This is my first experience of a proper Japanese Garden, and it was at the Shirotori Garden, where previously the closest I got to see one was a bonsai garden. This garden was designed to represent paths running along the banks of streams and ponds. The man-made mound is meant to represent Mt Ontake, the second highest volcano in Japan, and the stream running through the gardens is the Kiso River. The garden is typical of a Japanese design where it is a miniature of what an ideal garden should look like. The area is about 3.7 hectares, but it was very pleasant to walk around. As with any Japanese gardens it had a Seiu-tei (tea ceremony complex) consisting of a tea ceremony house and a Shioiri-tei (tea room). This was one main reason why I visited this garden today as it was the Spring Romanticism event, one of the few annual special events the garden holds. They have special tea ceremonies, markets and a garden concert. I did enjoy a short cut version of a tea ceremony – I sat down and got served my Mancha and sweet. The proper tea ceremony takes up to 3 hours and I came in the middle of one (and I didn’t make a booking!) nonetheless, I enjoyed my Mancha and sweet. Tea ceremonies dates as far back as the 9th century. I am also reading The Way of the Tea by Aaron Fisher, which tells about the history and stories of tea. It is an interesting read and lets me understand where this sublime practice of enjoying such a simple beverage originated.

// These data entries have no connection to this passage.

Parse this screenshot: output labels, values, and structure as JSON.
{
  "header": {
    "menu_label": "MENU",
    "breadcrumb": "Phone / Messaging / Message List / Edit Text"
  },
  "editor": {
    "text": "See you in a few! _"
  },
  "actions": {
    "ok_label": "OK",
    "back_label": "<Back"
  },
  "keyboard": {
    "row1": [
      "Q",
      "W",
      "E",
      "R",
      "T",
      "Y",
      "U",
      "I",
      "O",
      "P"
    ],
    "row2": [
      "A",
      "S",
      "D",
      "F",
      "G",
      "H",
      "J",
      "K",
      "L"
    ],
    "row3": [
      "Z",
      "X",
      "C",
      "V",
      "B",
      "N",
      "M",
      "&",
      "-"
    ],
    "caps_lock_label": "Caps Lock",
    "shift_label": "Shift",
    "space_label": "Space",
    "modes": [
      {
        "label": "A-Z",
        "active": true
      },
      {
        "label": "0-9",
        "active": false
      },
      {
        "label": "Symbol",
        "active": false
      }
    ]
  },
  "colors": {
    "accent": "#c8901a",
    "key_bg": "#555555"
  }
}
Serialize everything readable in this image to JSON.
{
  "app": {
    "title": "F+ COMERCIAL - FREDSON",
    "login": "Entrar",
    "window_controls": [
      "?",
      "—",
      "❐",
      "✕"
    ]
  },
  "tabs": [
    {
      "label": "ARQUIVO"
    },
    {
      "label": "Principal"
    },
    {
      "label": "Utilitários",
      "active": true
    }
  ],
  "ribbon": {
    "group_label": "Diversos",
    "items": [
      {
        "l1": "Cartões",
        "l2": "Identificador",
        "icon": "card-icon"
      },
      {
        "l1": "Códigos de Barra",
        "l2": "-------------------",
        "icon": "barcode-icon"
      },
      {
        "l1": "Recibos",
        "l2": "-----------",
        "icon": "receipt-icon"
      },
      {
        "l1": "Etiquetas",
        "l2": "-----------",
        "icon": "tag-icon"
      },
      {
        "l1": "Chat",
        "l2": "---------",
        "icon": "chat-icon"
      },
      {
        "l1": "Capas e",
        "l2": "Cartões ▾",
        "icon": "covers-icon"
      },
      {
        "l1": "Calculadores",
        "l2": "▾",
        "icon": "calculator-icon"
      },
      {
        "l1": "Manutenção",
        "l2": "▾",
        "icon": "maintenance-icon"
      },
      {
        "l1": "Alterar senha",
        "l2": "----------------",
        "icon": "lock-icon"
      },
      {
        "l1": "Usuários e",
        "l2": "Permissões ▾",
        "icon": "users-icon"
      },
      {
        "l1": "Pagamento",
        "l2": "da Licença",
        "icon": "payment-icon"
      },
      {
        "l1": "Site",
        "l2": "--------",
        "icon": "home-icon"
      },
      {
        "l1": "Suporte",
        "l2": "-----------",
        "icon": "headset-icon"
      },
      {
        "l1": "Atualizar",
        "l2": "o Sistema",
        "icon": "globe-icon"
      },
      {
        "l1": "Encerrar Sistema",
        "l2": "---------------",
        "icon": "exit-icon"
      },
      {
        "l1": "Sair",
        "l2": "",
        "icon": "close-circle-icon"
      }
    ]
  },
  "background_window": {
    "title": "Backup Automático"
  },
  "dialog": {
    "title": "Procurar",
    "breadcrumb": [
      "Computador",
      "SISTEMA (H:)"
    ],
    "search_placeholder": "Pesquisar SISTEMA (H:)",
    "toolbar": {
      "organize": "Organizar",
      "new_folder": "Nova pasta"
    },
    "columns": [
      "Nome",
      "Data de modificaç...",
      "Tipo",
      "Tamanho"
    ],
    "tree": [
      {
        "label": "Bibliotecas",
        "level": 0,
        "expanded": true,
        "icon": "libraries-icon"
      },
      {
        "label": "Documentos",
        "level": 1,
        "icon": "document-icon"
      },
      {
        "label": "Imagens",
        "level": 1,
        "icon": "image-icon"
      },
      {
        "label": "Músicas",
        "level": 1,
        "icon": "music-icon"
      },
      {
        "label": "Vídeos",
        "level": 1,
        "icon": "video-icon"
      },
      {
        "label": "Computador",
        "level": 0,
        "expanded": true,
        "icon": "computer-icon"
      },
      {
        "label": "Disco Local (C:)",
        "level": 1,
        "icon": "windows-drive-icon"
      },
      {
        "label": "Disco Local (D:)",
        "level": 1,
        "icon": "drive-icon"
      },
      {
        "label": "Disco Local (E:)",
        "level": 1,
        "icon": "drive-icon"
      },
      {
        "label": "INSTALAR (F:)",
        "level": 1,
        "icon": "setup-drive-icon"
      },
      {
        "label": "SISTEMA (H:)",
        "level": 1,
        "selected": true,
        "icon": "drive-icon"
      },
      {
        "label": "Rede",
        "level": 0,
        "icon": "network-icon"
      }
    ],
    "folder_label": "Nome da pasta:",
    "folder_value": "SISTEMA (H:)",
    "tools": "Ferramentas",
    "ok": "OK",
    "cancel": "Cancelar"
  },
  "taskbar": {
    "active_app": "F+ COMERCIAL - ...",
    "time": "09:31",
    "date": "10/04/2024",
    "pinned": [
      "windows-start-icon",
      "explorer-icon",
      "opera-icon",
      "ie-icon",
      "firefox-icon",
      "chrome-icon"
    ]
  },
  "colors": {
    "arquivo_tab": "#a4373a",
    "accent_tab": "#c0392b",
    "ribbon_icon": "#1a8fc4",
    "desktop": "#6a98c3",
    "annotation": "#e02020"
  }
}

The tea ceremony for the public was at the Shioiri-tei (tea room) in an open garden. The Seiu-tei (tea ceremony house) was a beautiful complex of tea rooms designed after an image of a swan “Shirotori” flying down to rest it wings.
All around the garden elements typical of a Japanese garden such as stone lanterns, basins, bridges, rocks and sand, trees and water are visible.
As it was the 5th of May, Kodomo-no-hi is celebrated all over Japan and there would be fish banners hanging from apartment balconies, houses, temples and here at the park.
I had a most relaxing, wonderful day at the Shirotori Garden. Mental note to self, I must come back in Autumn, when all the Japanese maples change colours as well as for a proper tea ceremony.